While millions of Americans are grappling with employer-provided health insurance that covers less and costs more, one surprising group is benefiting as of late - transgendered people.

That's according to an Associated Press report [by Lisa Leff] which found that big name companies like Coca-Cola, Campbell Soup and Walt Disney [!] have expanded their insurance coverage to meet the needs of transgender workers.

February 23, 2011, 8:32 AM EST

The Washington Post stoops to the tabloid level today. On the front of Wednesday's Style section is this promotional plug: "The Supreme Court justice is only one of many partners whose caresses McEwen graphically recalls in NC-17 prose."

The justice is Clarence Thomas, and the author of the steamy passages is Lillian McEwen, a former Joe Biden aide and Clarence Thomas girlfriend. Last October, the Post promoted McEwen coming out to criticize Thomas after being silent for decades, including during the Hill-Thomas hearings. Now McEwen has issued her memoir, titled 'D.C. Unmasked & Undressed -- a book so lacking in market appeal that its publisher is Titletown, based in Green Bay, Wisconsin. But the Post is very interested in exploring Thomas's sexual activity, even as the paper's "Reliable Source" gossips pretended to care about his privacy: 

Four months after Lillian McEwen broke a two-decade silence about her longtime relationship with Clarence Thomas, the retired administrative law judge has written a book.

And it is dirty. Really dirty.

February 23, 2011, 7:07 AM EST

If someone associated your last name with fecal matter, you probably wouldn't think it should be characterized as "an oldie but a goodie." That's just what CNN anchor Don Lemon said on Saturday night after Sen. Rick Santorum talked to the newspaper Roll Call about his "Google problem." Vile gay sex columnist Dan Savage -- a man CNN has presented as an "anti-bullying" hero -- has insured that anyone who Google searches for "Santorum" gets his name defined by fecal matter.

“It’s one guy. You know who it is. The Internet allows for this type of vulgarity to circulate. It’s unfortunate that we have someone who obviously has some issues. But he has an opportunity to speak,” Santorum told Roll Call. 

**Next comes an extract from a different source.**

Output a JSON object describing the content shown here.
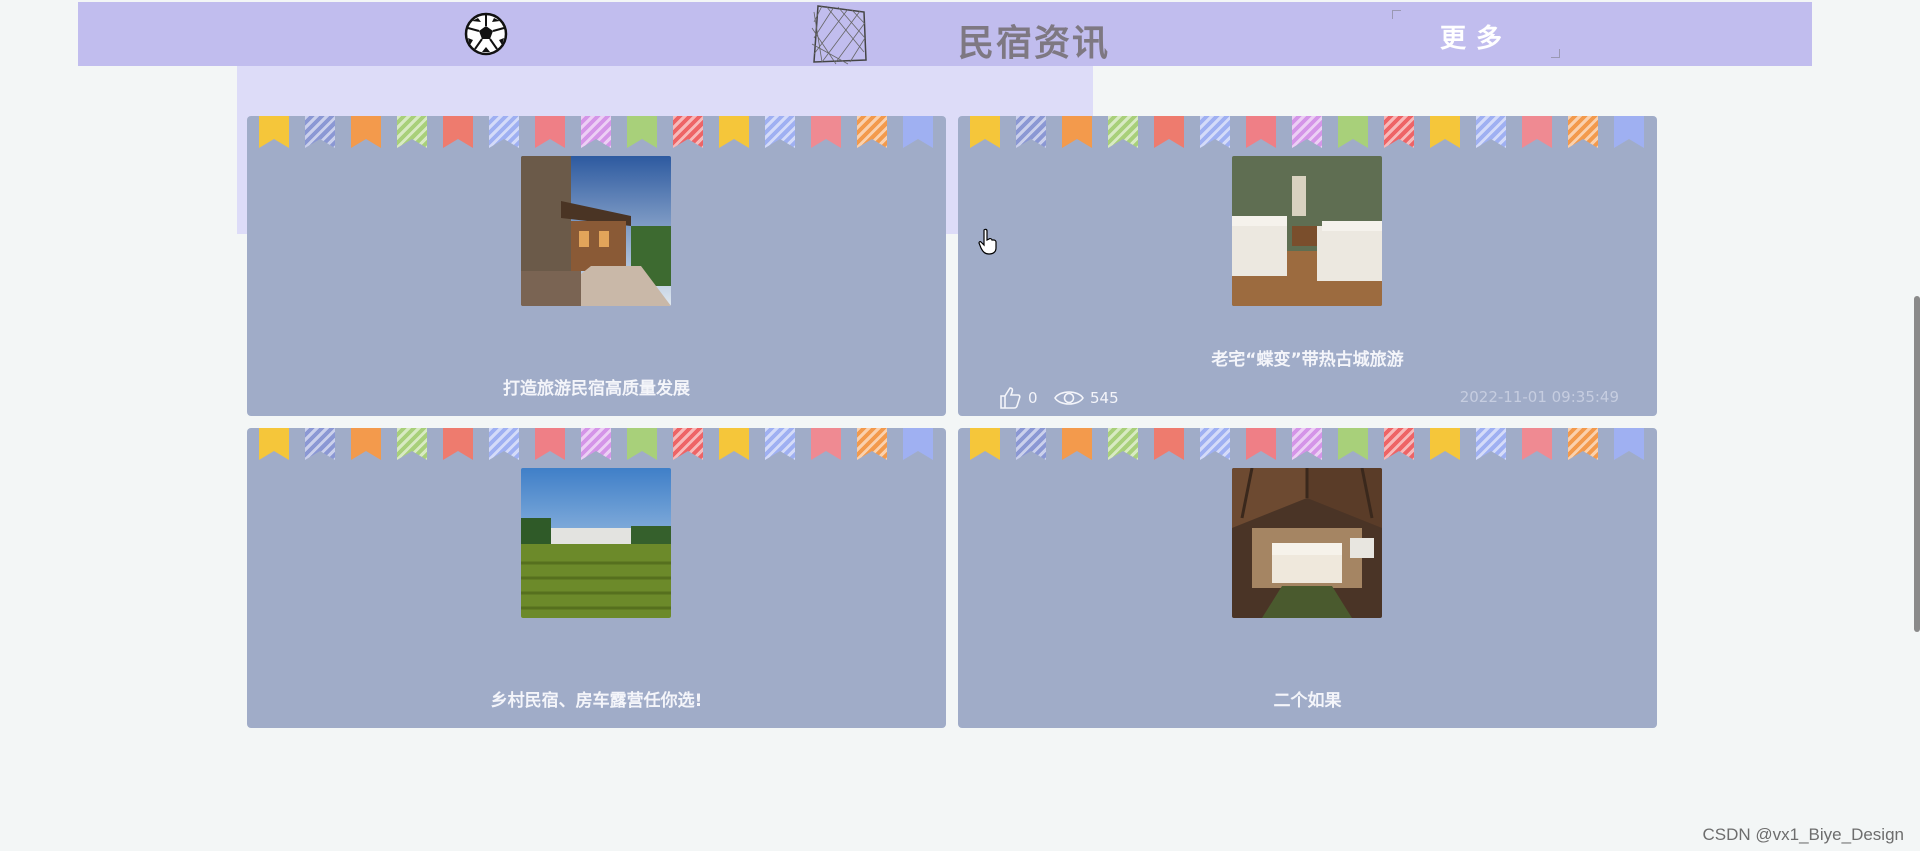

CNN's Don Lemon was speaking to Maureen O'Connor of the gossipy left-wing site Gawker (the same person who recently exposed the looking-for-adultery problem of GOP Rep. Christopher Lee of New York):